“Here you all are, hard at work,” exclaimed he, in his usual hearty manner, accepting at the same time the chair offered to him by Esther.
“Come, now,” continued he, “lay aside your work and newspapers, for I have great news to communicate.”
“Indeed, what is it?—what can it be?” cried the three females, almost in a breath; “do let us hear it!”
“Oh,” said Mr. Walters, in a provokingly slow tone, “I don’t think I’ll tell you to-night; it may injure your rest; it will keep till to-morrow.”
“Now, that is always the way with Mr. Walters,” said Caddy, pettishly; “he always rouses one’s curiosity, and then refuses to gratify it;—he is so tantalizing sometimes!”
“I’ll tell you this much,” said he, looking slily at Caddy, “it is connected with a gentleman who had the misfortune to be taken for a beggar, and who was beaten over the head in consequence by a young lady of my acquaintance.”
“Now, father has been telling you that,” exclaimed Caddy, looking confused, “and I don’t thank him for it either; I hear of that everywhere I go—even the Burtons know of it.”
Mr. Walters now looked round the room, as though he missed some one, and finally exclaimed, “Where is Charlie? I thought I missed somebody—where is my boy?”
“We have put him out to live at Mrs. Thomas’s,” answered Mrs. Ellis, hesitatingly, for she knew Mr. Walters’ feelings respecting the common practice of sending little coloured boys to service. “It is a very good place for him,” continued she—“a most excellent place.”
“That is too bad,” rejoined Mr. Walters—“too bad; it is a shame to make a servant of a bright clever boy like that. Why, Ellis, man, how came you to consent to his going? The boy should be at school. It really does seem to me that you people who have good and smart boys take the very course to ruin them. The worst thing you can do with a boy of his age is to put him at service. Once get a boy into the habit of working for a stipend, and, depend upon it, when he arrives at manhood, he will think that if he can secure so much a month for the rest of his life he will be perfectly happy. How would you like him to be a subservient old numskull, like that old Robberts of theirs?”

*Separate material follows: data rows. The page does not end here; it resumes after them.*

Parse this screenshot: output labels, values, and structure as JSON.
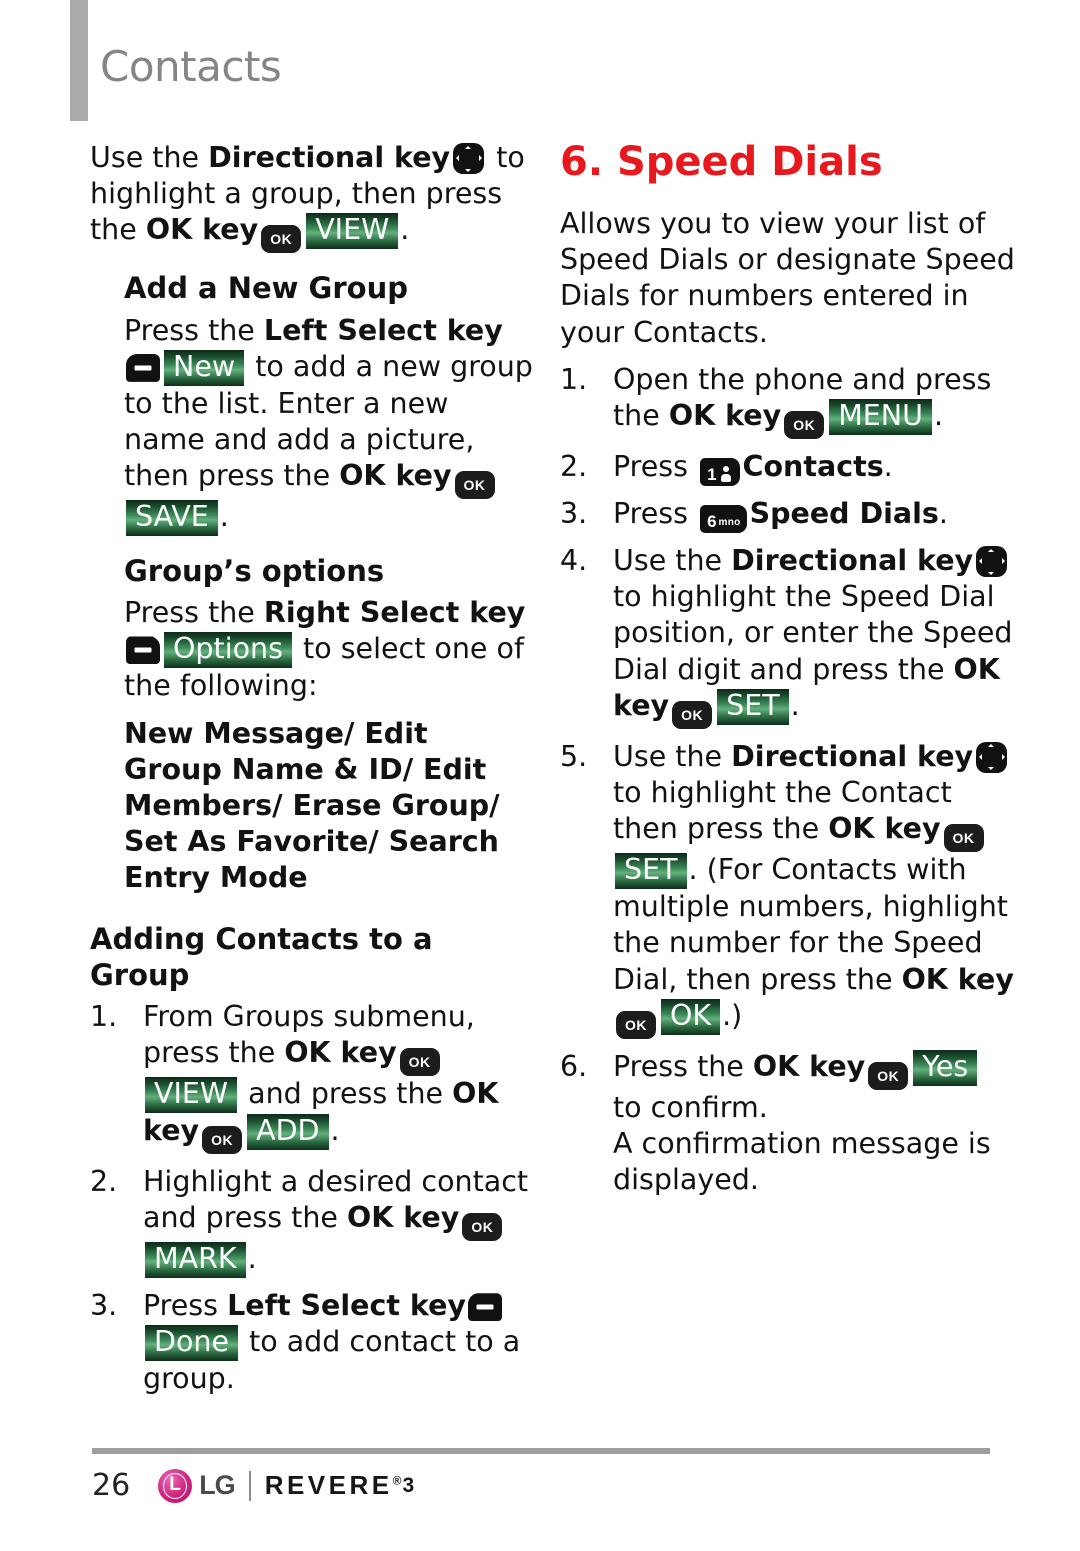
{
  "header": {
    "title": "Contacts"
  },
  "left_column": {
    "intro": {
      "p1_a": "Use the ",
      "p1_b": "Directional key",
      "p1_c": " to highlight a group, then press the ",
      "p1_d": "OK key",
      "p1_badge": "VIEW",
      "p1_end": "."
    },
    "add_new_group": {
      "heading": "Add a New Group",
      "p_a": "Press the ",
      "p_b": "Left Select key",
      "badge_new": "New",
      "p_c": " to add a new group to the list. Enter a new name and add a picture, then press the ",
      "p_d": "OK key",
      "badge_save": "SAVE",
      "p_end": "."
    },
    "group_options": {
      "heading": "Group’s options",
      "p_a": "Press the ",
      "p_b": "Right Select key",
      "badge_options": "Options",
      "p_c": " to select one of the following:",
      "options_list": "New Message/ Edit Group Name & ID/ Edit Members/ Erase Group/ Set As Favorite/ Search Entry Mode"
    },
    "adding_contacts": {
      "heading": "Adding Contacts to a Group",
      "steps": [
        {
          "num": "1.",
          "a": "From Groups submenu, press the ",
          "b": "OK key",
          "badge1": "VIEW",
          "c": " and press the ",
          "d": "OK key",
          "badge2": "ADD",
          "e": "."
        },
        {
          "num": "2.",
          "a": "Highlight a desired contact and press the ",
          "b": "OK key",
          "badge1": "MARK",
          "c": "."
        },
        {
          "num": "3.",
          "a": "Press ",
          "b": "Left Select key",
          "badge1": "Done",
          "c": " to add contact to a group."
        }
      ]
    }
  },
  "right_column": {
    "section_heading": "6. Speed Dials",
    "intro": "Allows you to view your list of Speed Dials or designate Speed Dials for numbers entered in your Contacts.",
    "steps": [
      {
        "num": "1.",
        "a": "Open the phone and press the ",
        "b": "OK key",
        "badge1": "MENU",
        "c": "."
      },
      {
        "num": "2.",
        "a": "Press ",
        "key_digit": "1",
        "b": "Contacts",
        "c": "."
      },
      {
        "num": "3.",
        "a": "Press ",
        "key_digit": "6",
        "key_letters": "mno",
        "b": "Speed Dials",
        "c": "."
      },
      {
        "num": "4.",
        "a": "Use the ",
        "b": "Directional key",
        "c": " to highlight the Speed Dial position, or enter the Speed Dial digit and press the ",
        "d": "OK key",
        "badge1": "SET",
        "e": "."
      },
      {
        "num": "5.",
        "a": "Use the ",
        "b": "Directional key",
        "c": " to highlight the Contact then press the ",
        "d": "OK key",
        "badge1": "SET",
        "e": ". (For Contacts with multiple numbers, highlight the number for the Speed Dial, then press the ",
        "f": "OK",
        "g": " key",
        "badge2": "OK",
        "h": ".)"
      },
      {
        "num": "6.",
        "a": "Press the ",
        "b": "OK key",
        "badge1": "Yes",
        "c": " to confirm.",
        "d": "A confirmation message is displayed."
      }
    ]
  },
  "footer": {
    "page_number": "26",
    "brand": "LG",
    "model": "REVERE",
    "model_mark": "®",
    "model_suffix": "3"
  },
  "colors": {
    "heading_red": "#e8191e",
    "title_gray": "#858585",
    "badge_green": "#3b8957",
    "lg_magenta": "#d0237e"
  }
}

Here Esther interrupted Mr. Walters by saying, “I am very glad to hear you express yourself in that manner, Mr. Walters—very glad. Charlie is such a bright, active little fellow; I hate to have him living there as a servant. And he dislikes it, too, as much as any one can. I do wish mother would take him away.”
“Hush, Esther,” said her mother, sharply; “your mother lived at service, and no one ever thought the worse of her for it.”
Esther looked abashed, and did not attempt to say anything farther.